Task objective.
Pick out every line in the data below that holds "TotalPaymentCount".

[[ Records for the task open ]]

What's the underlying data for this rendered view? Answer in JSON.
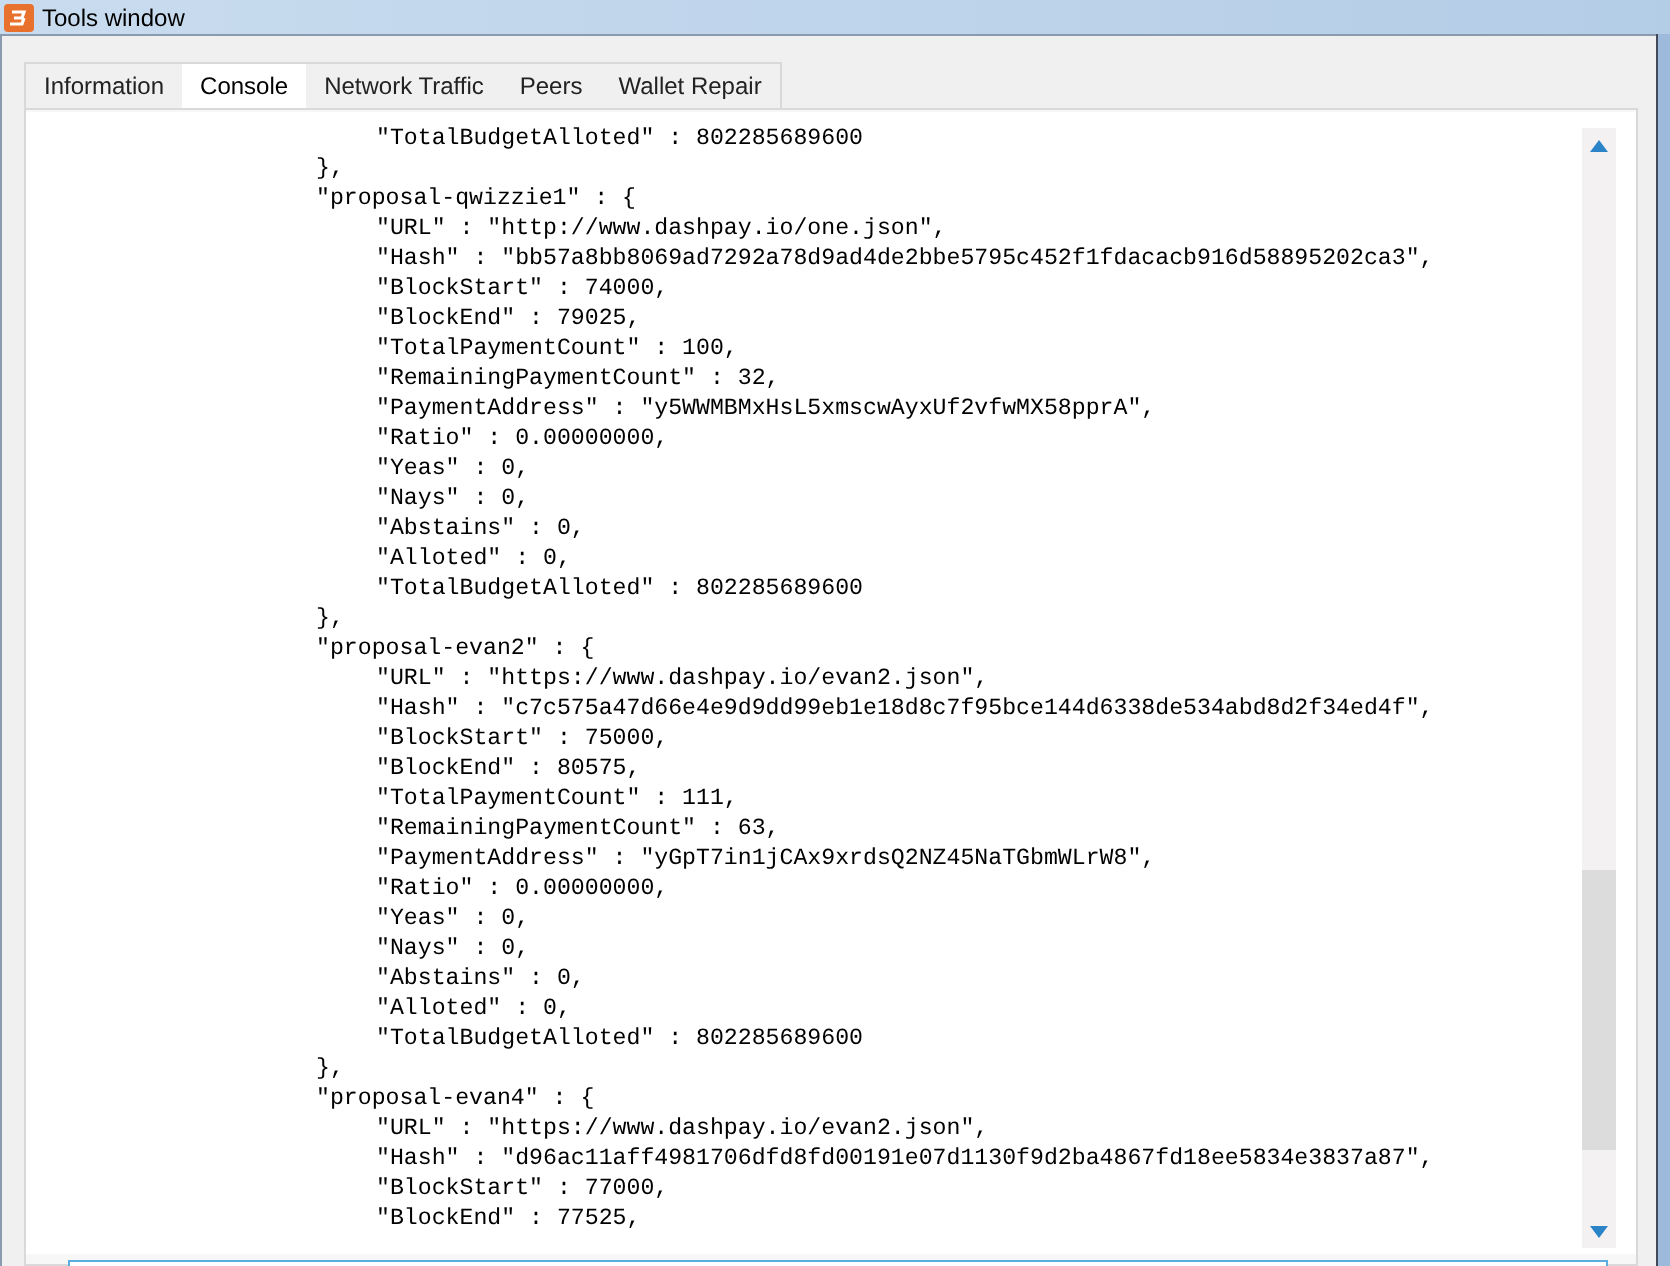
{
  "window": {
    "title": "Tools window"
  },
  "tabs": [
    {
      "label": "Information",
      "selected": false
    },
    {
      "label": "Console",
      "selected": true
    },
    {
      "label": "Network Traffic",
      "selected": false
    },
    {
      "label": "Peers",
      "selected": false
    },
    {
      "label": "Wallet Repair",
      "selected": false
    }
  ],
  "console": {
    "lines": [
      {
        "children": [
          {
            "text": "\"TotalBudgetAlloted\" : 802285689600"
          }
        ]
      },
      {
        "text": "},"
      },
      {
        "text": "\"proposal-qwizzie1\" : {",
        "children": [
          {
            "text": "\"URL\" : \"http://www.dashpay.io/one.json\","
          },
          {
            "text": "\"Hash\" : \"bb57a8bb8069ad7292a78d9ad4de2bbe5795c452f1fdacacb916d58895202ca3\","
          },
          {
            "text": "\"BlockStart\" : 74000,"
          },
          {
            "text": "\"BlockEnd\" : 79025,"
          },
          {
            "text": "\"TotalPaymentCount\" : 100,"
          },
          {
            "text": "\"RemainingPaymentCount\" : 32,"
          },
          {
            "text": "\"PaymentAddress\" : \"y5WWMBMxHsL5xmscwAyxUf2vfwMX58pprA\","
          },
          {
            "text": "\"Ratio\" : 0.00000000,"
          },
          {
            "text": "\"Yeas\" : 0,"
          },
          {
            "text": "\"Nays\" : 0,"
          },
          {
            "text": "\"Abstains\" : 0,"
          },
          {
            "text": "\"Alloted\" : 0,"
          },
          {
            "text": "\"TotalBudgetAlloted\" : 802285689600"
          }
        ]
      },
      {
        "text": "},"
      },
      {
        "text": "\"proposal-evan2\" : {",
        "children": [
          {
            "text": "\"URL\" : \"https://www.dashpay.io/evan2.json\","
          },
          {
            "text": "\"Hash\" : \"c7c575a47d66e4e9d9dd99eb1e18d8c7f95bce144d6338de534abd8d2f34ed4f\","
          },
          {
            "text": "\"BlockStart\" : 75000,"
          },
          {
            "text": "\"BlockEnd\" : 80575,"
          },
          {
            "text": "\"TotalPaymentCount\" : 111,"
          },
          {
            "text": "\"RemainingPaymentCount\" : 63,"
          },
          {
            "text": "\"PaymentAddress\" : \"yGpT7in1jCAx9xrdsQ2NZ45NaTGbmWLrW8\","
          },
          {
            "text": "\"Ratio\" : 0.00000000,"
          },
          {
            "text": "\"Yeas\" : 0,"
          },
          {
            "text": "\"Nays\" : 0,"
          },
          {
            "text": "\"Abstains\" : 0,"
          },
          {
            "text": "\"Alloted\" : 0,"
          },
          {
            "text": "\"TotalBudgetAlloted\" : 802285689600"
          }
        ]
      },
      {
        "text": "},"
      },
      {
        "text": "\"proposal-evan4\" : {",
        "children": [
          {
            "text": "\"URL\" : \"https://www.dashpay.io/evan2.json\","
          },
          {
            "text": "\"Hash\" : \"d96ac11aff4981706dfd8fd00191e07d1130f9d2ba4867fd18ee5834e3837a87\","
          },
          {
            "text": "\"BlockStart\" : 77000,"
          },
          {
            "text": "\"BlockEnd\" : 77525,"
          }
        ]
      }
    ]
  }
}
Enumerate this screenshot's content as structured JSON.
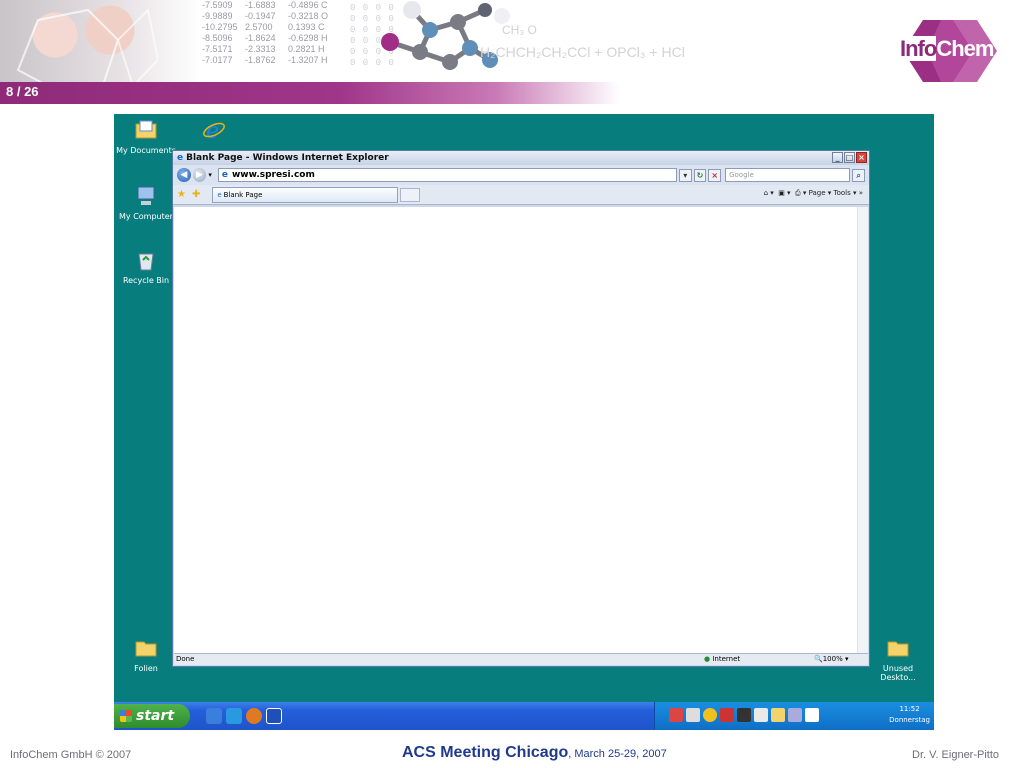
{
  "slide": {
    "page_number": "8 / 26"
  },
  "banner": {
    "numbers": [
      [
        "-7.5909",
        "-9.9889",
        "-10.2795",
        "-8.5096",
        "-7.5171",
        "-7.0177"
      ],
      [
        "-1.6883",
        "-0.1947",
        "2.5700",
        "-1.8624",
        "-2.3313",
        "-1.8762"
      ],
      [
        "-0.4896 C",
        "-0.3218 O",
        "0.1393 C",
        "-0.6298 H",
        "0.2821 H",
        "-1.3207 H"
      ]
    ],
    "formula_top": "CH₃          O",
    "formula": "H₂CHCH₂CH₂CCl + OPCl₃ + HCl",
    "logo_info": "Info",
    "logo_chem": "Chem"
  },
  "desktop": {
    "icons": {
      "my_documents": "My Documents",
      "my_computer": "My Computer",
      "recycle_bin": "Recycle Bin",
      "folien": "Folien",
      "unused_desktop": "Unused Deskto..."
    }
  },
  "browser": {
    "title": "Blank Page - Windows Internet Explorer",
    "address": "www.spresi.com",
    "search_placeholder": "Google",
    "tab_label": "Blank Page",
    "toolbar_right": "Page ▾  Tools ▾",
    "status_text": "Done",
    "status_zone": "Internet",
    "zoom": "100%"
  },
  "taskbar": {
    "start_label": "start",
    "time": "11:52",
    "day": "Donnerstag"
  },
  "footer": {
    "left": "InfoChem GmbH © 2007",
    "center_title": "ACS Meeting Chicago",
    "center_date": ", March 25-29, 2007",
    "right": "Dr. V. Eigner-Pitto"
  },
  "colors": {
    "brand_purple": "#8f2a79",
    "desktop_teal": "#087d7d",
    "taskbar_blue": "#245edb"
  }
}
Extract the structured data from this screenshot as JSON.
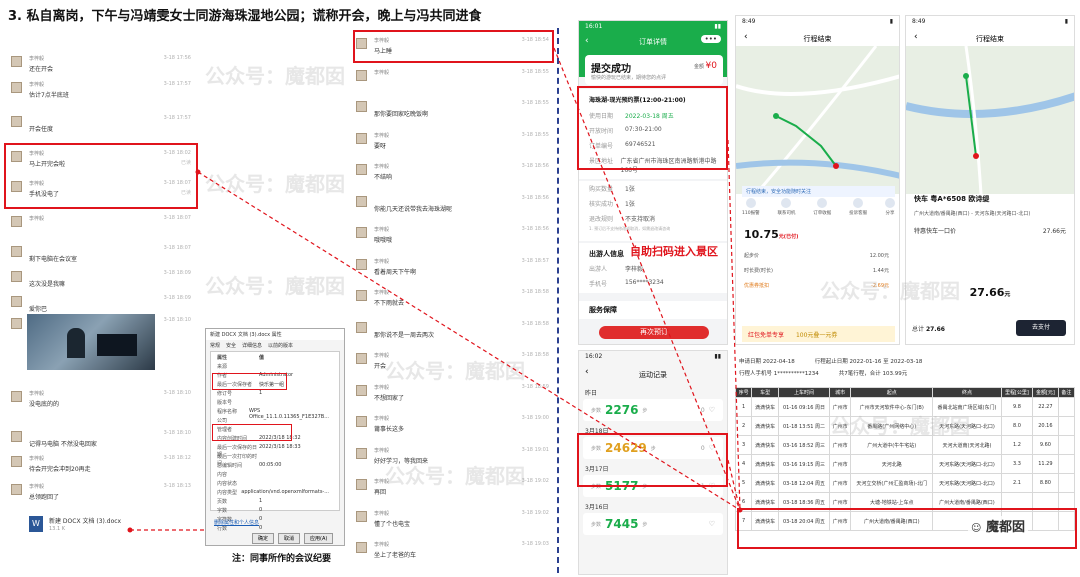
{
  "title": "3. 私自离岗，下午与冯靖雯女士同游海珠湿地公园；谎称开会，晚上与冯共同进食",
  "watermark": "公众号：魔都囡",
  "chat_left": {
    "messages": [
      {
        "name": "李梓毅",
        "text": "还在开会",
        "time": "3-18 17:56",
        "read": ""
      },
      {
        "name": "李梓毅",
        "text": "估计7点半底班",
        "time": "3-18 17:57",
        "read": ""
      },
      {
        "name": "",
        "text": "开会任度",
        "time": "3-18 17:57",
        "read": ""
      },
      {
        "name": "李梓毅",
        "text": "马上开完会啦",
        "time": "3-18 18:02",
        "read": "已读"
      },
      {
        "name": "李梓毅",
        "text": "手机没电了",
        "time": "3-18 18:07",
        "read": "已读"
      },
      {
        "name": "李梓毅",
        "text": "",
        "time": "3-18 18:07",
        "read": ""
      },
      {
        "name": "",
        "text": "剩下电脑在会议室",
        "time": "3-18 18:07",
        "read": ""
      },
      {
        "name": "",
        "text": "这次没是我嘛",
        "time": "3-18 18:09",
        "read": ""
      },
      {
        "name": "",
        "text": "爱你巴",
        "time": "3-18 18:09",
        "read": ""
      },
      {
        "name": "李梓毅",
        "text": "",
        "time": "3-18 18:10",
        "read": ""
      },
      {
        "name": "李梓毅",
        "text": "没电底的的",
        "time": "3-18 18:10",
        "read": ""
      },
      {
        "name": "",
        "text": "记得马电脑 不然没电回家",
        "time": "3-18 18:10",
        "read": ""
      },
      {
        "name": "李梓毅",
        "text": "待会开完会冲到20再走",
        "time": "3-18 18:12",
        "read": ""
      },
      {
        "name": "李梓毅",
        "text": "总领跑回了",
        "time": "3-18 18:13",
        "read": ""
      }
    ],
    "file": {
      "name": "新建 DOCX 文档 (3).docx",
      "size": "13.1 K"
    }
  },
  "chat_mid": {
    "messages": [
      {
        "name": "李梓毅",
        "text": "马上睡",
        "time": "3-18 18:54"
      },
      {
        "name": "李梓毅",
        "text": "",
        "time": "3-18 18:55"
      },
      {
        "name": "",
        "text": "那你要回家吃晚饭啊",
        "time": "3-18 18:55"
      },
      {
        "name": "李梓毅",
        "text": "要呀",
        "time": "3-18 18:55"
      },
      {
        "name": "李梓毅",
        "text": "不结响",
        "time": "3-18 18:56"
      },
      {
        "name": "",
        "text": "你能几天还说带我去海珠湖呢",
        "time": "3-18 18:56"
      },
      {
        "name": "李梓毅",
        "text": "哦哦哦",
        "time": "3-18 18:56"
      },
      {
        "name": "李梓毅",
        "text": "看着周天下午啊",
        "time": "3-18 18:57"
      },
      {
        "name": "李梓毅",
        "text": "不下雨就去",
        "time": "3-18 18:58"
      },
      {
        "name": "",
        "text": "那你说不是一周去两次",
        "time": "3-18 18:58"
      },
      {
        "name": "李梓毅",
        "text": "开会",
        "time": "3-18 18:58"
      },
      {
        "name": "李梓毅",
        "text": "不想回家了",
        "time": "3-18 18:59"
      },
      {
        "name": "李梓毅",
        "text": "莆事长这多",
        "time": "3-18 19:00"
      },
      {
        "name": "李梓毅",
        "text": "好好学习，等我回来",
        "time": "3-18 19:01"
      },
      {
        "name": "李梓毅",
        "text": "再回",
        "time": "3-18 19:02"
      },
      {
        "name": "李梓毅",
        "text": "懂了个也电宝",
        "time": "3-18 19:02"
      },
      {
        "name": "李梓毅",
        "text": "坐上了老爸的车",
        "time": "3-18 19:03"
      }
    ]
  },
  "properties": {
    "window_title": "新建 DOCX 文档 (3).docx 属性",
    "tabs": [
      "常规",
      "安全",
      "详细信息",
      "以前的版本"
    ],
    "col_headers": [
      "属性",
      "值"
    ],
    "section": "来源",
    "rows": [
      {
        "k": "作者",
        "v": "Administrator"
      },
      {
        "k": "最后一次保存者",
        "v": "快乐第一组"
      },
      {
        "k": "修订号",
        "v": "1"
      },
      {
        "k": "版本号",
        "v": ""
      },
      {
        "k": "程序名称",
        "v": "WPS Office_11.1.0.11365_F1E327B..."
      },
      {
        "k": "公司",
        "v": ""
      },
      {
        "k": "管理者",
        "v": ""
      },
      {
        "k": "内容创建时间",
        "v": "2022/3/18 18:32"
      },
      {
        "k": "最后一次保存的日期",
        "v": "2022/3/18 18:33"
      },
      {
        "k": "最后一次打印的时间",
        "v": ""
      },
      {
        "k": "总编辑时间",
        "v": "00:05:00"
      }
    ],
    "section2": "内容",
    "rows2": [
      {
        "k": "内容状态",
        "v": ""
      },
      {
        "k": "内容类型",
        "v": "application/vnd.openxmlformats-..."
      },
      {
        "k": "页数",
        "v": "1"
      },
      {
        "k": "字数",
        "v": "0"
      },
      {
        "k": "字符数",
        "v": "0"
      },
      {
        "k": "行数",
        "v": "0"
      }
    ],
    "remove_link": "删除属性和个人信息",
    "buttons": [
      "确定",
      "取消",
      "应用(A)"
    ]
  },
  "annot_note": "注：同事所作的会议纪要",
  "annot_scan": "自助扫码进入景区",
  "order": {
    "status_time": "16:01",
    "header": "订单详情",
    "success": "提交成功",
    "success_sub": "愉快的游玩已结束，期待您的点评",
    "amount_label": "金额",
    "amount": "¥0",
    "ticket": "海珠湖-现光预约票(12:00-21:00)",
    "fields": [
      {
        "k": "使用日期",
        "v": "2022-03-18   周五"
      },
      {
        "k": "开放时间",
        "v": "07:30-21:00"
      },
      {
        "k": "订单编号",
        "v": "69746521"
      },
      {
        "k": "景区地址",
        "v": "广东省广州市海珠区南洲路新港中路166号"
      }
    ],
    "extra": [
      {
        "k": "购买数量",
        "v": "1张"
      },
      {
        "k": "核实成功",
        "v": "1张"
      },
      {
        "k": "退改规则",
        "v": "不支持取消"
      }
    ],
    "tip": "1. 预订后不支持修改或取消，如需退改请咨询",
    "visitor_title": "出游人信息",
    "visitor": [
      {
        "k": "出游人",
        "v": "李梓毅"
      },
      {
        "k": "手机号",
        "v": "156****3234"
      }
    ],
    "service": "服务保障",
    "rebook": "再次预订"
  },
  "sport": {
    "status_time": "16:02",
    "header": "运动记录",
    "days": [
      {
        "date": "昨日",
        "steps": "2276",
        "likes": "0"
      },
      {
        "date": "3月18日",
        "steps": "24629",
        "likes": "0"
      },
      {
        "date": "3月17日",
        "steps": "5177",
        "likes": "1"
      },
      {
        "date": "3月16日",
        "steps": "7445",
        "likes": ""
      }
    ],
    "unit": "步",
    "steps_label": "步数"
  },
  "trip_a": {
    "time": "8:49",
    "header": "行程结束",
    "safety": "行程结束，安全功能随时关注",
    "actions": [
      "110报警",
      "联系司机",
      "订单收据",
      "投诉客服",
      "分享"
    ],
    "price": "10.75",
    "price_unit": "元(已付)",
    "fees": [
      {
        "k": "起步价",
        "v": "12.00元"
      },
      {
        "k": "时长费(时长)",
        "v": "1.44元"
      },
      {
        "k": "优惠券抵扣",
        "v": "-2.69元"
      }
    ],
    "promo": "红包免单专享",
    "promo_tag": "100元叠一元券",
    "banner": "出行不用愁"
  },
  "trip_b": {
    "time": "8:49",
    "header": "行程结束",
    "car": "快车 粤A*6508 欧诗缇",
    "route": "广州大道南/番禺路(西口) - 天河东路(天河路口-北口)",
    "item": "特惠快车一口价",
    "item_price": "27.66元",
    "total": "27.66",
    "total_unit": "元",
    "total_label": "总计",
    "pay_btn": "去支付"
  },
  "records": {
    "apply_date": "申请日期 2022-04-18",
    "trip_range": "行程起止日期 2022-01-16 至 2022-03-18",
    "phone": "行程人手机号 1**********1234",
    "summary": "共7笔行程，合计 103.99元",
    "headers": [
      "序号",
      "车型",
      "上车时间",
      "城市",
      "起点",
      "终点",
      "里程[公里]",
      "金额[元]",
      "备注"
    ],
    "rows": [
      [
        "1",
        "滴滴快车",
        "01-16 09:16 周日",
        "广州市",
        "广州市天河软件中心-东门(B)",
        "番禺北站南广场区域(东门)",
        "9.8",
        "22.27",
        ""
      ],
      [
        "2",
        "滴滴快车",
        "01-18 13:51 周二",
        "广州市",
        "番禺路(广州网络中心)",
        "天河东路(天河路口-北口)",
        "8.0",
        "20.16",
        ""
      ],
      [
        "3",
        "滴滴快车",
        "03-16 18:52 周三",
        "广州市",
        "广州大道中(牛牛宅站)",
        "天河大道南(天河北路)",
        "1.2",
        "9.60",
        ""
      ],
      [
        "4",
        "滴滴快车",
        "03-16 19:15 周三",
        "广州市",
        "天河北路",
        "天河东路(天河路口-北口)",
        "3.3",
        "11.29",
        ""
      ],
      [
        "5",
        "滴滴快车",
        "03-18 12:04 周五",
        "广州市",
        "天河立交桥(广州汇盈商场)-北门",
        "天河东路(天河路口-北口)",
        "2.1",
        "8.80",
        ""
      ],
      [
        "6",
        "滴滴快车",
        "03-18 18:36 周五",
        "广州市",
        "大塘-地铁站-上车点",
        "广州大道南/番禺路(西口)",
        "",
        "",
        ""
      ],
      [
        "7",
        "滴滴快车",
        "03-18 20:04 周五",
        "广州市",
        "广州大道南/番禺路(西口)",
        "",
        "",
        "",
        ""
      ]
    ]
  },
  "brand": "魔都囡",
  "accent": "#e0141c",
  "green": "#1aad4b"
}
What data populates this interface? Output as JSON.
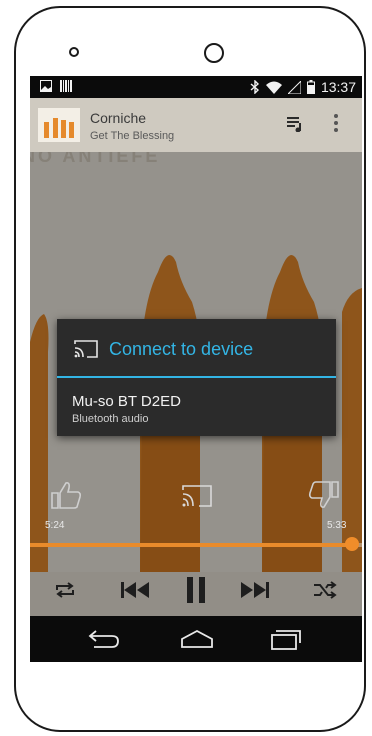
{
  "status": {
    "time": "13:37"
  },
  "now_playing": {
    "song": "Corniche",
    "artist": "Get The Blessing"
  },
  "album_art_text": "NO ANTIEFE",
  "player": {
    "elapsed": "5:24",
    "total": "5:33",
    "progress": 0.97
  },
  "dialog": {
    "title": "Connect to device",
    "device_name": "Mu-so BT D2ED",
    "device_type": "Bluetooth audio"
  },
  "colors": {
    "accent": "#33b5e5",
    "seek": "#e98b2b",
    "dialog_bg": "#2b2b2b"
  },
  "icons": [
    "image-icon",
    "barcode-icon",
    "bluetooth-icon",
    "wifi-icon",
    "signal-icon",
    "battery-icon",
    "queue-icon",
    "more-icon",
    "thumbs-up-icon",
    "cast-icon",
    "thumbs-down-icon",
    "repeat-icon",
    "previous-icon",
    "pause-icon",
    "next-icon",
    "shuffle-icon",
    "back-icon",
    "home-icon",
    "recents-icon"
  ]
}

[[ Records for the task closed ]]

Problem solution.
            "text": "\"TotalPaymentCount\" : 100,"
            "text": "\"TotalPaymentCount\" : 111,"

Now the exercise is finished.